Justice Favreau noted that the purposes the Regulation 105 waiver is to authorize a Canadian taxpayer who is about to make a payment to a non-resident for services provided in Canada to not withhold the 15% tax on the fees payable to the non-resident. He described the operation of the waiver thusly:[7]

“As the waiver request is based on an estimation of income versus expenses directly related to services provided in Canada, any changes to the contracted fees or period of service invalidate the waiver. In such a case, the Canadian taxpayer is then responsible for the 15% withholding at source on the gross amount of any payments to the non-resident unless the non-resident files another waiver request with the CRA. The Canadian taxpayer is required to prepare a T4A-NR slip for each non-resident paid and to give to each one a copy of the slip. The T4A-NR will show the fees paid and taxes deducted for the non-resident.”

Weyerhaeuser Company Limited v The Queen[8]

In Weyerhauser, the Company made payments totalling $14,313,726.30 to non-resident service providers, and withheld 15% from payments the Company considered to have been made to non-residents for services rendered in Canada. In all, Weyerhauser withheld some $1,551,341, but the minster reassessed, suggesting the company should have withheld $2,101,088.

Weyerhauser’s process was that, where an estimate of fees was provided by non-resident service providers, the company generally relied on the estimate and withheld a 15% portion of the fee estimated by the service provider.[9] Weyerhauser would not withhold fees for services rendered outside of Canada, reimbursements for out-of pocket costs such as travel time and expenses. The lesson from this case is as follows: payments for reimbursable expenses for such things as travel costs, telephone, fax and postage charges, photocopying and the like were not in the nature of income to recipients and so they were not subject to the requirement to withhold. Thus, while withholding was required for fees, it was not required for expense reimbursements.

Stora Enso Benteiligungen GmbH v R[10]
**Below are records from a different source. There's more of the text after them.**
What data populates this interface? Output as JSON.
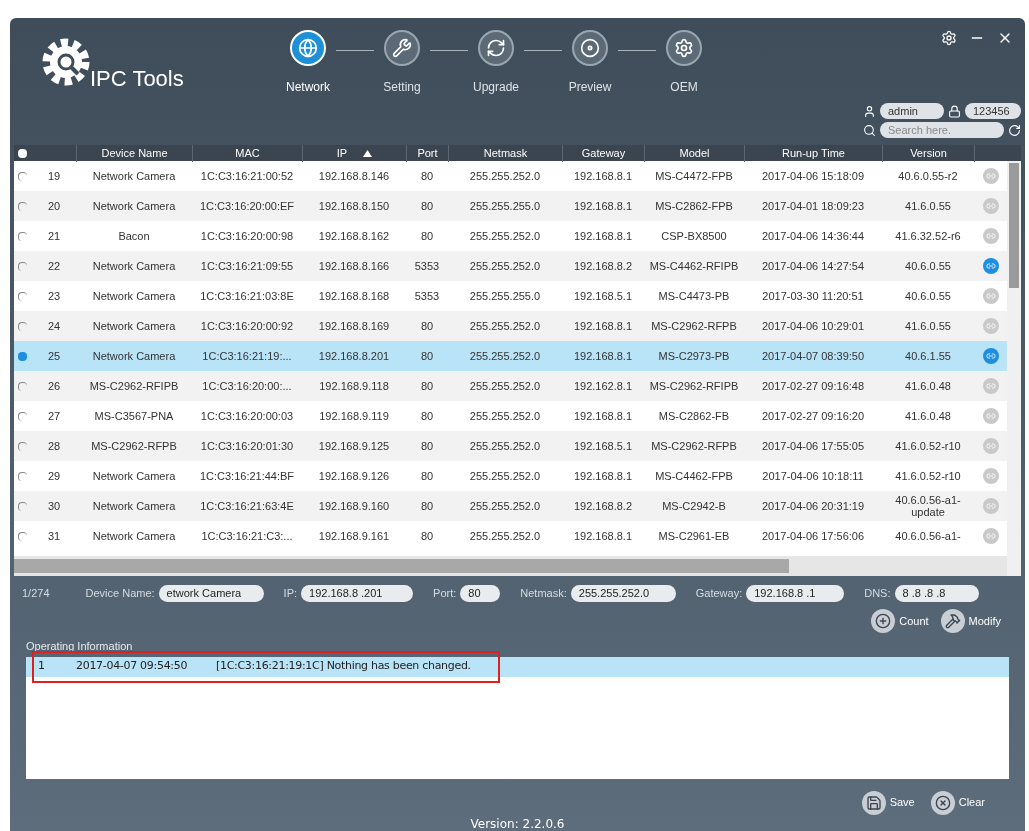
{
  "app": {
    "title": "IPC Tools"
  },
  "steps": [
    {
      "label": "Network",
      "selected": true,
      "kind": "globe"
    },
    {
      "label": "Setting",
      "selected": false,
      "kind": "tools"
    },
    {
      "label": "Upgrade",
      "selected": false,
      "kind": "cycle"
    },
    {
      "label": "Preview",
      "selected": false,
      "kind": "disc"
    },
    {
      "label": "OEM",
      "selected": false,
      "kind": "oem"
    }
  ],
  "login": {
    "username": "admin",
    "password": "123456"
  },
  "search": {
    "placeholder": "Search here."
  },
  "table": {
    "select_all": {
      "checked": false
    },
    "columns": [
      {
        "label": "Device Name",
        "sorted": false
      },
      {
        "label": "MAC",
        "sorted": false
      },
      {
        "label": "IP",
        "sorted": true
      },
      {
        "label": "Port",
        "sorted": false
      },
      {
        "label": "Netmask",
        "sorted": false
      },
      {
        "label": "Gateway",
        "sorted": false
      },
      {
        "label": "Model",
        "sorted": false
      },
      {
        "label": "Run-up Time",
        "sorted": false
      },
      {
        "label": "Version",
        "sorted": false
      }
    ],
    "rows": [
      {
        "no": "19",
        "cells": [
          "Network Camera",
          "1C:C3:16:21:00:52",
          "192.168.8.146",
          "80",
          "255.255.252.0",
          "192.168.8.1",
          "MS-C4472-FPB",
          "2017-04-06 15:18:09",
          "40.6.0.55-r2"
        ],
        "checked": false,
        "selected": false,
        "active": false
      },
      {
        "no": "20",
        "cells": [
          "Network Camera",
          "1C:C3:16:20:00:EF",
          "192.168.8.150",
          "80",
          "255.255.255.0",
          "192.168.8.1",
          "MS-C2862-FPB",
          "2017-04-01 18:09:23",
          "41.6.0.55"
        ],
        "checked": false,
        "selected": false,
        "active": false
      },
      {
        "no": "21",
        "cells": [
          "Bacon",
          "1C:C3:16:20:00:98",
          "192.168.8.162",
          "80",
          "255.255.252.0",
          "192.168.8.1",
          "CSP-BX8500",
          "2017-04-06 14:36:44",
          "41.6.32.52-r6"
        ],
        "checked": false,
        "selected": false,
        "active": false
      },
      {
        "no": "22",
        "cells": [
          "Network Camera",
          "1C:C3:16:21:09:55",
          "192.168.8.166",
          "5353",
          "255.255.252.0",
          "192.168.8.2",
          "MS-C4462-RFIPB",
          "2017-04-06 14:27:54",
          "40.6.0.55"
        ],
        "checked": false,
        "selected": false,
        "active": true
      },
      {
        "no": "23",
        "cells": [
          "Network Camera",
          "1C:C3:16:21:03:8E",
          "192.168.8.168",
          "5353",
          "255.255.255.0",
          "192.168.5.1",
          "MS-C4473-PB",
          "2017-03-30 11:20:51",
          "40.6.0.55"
        ],
        "checked": false,
        "selected": false,
        "active": false
      },
      {
        "no": "24",
        "cells": [
          "Network Camera",
          "1C:C3:16:20:00:92",
          "192.168.8.169",
          "80",
          "255.255.252.0",
          "192.168.8.1",
          "MS-C2962-RFPB",
          "2017-04-06 10:29:01",
          "41.6.0.55"
        ],
        "checked": false,
        "selected": false,
        "active": false
      },
      {
        "no": "25",
        "cells": [
          "Network Camera",
          "1C:C3:16:21:19:...",
          "192.168.8.201",
          "80",
          "255.255.252.0",
          "192.168.8.1",
          "MS-C2973-PB",
          "2017-04-07 08:39:50",
          "40.6.1.55"
        ],
        "checked": true,
        "selected": true,
        "active": true
      },
      {
        "no": "26",
        "cells": [
          "MS-C2962-RFIPB",
          "1C:C3:16:20:00:...",
          "192.168.9.118",
          "80",
          "255.255.252.0",
          "192.162.8.1",
          "MS-C2962-RFIPB",
          "2017-02-27 09:16:48",
          "41.6.0.48"
        ],
        "checked": false,
        "selected": false,
        "active": false
      },
      {
        "no": "27",
        "cells": [
          "MS-C3567-PNA",
          "1C:C3:16:20:00:03",
          "192.168.9.119",
          "80",
          "255.255.252.0",
          "192.168.8.1",
          "MS-C2862-FB",
          "2017-02-27 09:16:20",
          "41.6.0.48"
        ],
        "checked": false,
        "selected": false,
        "active": false
      },
      {
        "no": "28",
        "cells": [
          "MS-C2962-RFPB",
          "1C:C3:16:20:01:30",
          "192.168.9.125",
          "80",
          "255.255.252.0",
          "192.168.5.1",
          "MS-C2962-RFPB",
          "2017-04-06 17:55:05",
          "41.6.0.52-r10"
        ],
        "checked": false,
        "selected": false,
        "active": false
      },
      {
        "no": "29",
        "cells": [
          "Network Camera",
          "1C:C3:16:21:44:BF",
          "192.168.9.126",
          "80",
          "255.255.252.0",
          "192.168.8.1",
          "MS-C4462-FPB",
          "2017-04-06 10:18:11",
          "41.6.0.52-r10"
        ],
        "checked": false,
        "selected": false,
        "active": false
      },
      {
        "no": "30",
        "cells": [
          "Network Camera",
          "1C:C3:16:21:63:4E",
          "192.168.9.160",
          "80",
          "255.255.252.0",
          "192.168.8.2",
          "MS-C2942-B",
          "2017-04-06 20:31:19",
          "40.6.0.56-a1-update"
        ],
        "checked": false,
        "selected": false,
        "active": false
      },
      {
        "no": "31",
        "cells": [
          "Network Camera",
          "1C:C3:16:21:C3:...",
          "192.168.9.161",
          "80",
          "255.255.252.0",
          "192.168.8.1",
          "MS-C2961-EB",
          "2017-04-06 17:56:06",
          "40.6.0.56-a1-"
        ],
        "checked": false,
        "selected": false,
        "active": false
      }
    ]
  },
  "details": {
    "count": "1/274",
    "fields": [
      {
        "label": "Device Name:",
        "value": "etwork Camera"
      },
      {
        "label": "IP:",
        "value": "192.168.8 .201"
      },
      {
        "label": "Port:",
        "value": "80"
      },
      {
        "label": "Netmask:",
        "value": "255.255.252.0"
      },
      {
        "label": "Gateway:",
        "value": "192.168.8 .1"
      },
      {
        "label": "DNS:",
        "value": "8 .8 .8 .8"
      }
    ],
    "buttons": [
      {
        "label": "Count",
        "kind": "count"
      },
      {
        "label": "Modify",
        "kind": "modify"
      }
    ]
  },
  "log": {
    "title": "Operating Information",
    "entries": [
      {
        "no": "1",
        "time": "2017-04-07 09:54:50",
        "message": "[1C:C3:16:21:19:1C] Nothing has been changed.",
        "selected": true,
        "highlighted": true
      }
    ]
  },
  "footer": {
    "buttons": [
      {
        "label": "Save",
        "kind": "save"
      },
      {
        "label": "Clear",
        "kind": "clear"
      }
    ],
    "version": "Version: 2.2.0.6"
  }
}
In Stora, a Swedish company (McKinsey) provided services in Canada for Stora Enso Port Hawkesbury Limited (SEPHL), a Canadian corporation and owner and operator of a pulp and paper mill in Nova Scotia.[11] It was held that, as CRA had received 15% withholding from one of the Stora Enso companies paying for McKinsey’s services, it could not also look to collect the withholding again from another company in the chain of payments.[12]

Ogden Palladium Services (Canada) Inc. v The Queen[13]

In, Ogden Palladium, the promoter of the 1996 Canon Elvis Tour of Champions (featuring Elvis Stojko) was found to be rendering services in Canada. What made this decision so interesting is the fact that, although Marco (the promoter) did not provide any services in Canada, the legislation does not specify who must render the services in Canada; all that mattered was that the services were rendered and a payment was made to a non-resident in respect of those services.[14] Although the appellants had received a waiver in the previous year, it was held that obtaining a waiver in the previous year is not a valid defence. The appellants had a duty to ensure that they had fulfilled their obligations under the ITA.